RECORDS |
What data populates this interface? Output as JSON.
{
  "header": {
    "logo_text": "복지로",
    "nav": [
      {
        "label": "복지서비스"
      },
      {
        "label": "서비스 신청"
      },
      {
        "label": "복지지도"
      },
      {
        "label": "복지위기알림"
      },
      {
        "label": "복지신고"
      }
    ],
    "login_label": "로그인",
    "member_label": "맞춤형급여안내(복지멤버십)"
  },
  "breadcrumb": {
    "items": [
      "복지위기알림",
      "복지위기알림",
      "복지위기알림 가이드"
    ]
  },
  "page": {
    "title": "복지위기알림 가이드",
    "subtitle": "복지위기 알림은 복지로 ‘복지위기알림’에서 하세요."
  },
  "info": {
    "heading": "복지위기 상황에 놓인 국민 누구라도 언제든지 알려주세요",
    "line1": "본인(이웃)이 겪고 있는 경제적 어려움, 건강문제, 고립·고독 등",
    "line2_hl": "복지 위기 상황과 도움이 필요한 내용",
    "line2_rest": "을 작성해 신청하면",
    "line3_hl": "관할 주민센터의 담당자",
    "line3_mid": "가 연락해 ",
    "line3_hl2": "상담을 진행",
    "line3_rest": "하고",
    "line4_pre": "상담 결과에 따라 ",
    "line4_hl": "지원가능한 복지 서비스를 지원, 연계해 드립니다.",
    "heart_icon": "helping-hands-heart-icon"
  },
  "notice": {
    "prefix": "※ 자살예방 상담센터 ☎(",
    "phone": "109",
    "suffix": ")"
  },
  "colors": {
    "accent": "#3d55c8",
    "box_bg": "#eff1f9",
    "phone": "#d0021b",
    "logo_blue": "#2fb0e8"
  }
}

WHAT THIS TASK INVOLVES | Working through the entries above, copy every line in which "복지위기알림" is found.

SOLUTION BELOW |
        "label": "복지위기알림"
      "복지위기알림",
      "복지위기알림",
      "복지위기알림 가이드"
    "title": "복지위기알림 가이드",
    "subtitle": "복지위기 알림은 복지로 ‘복지위기알림’에서 하세요."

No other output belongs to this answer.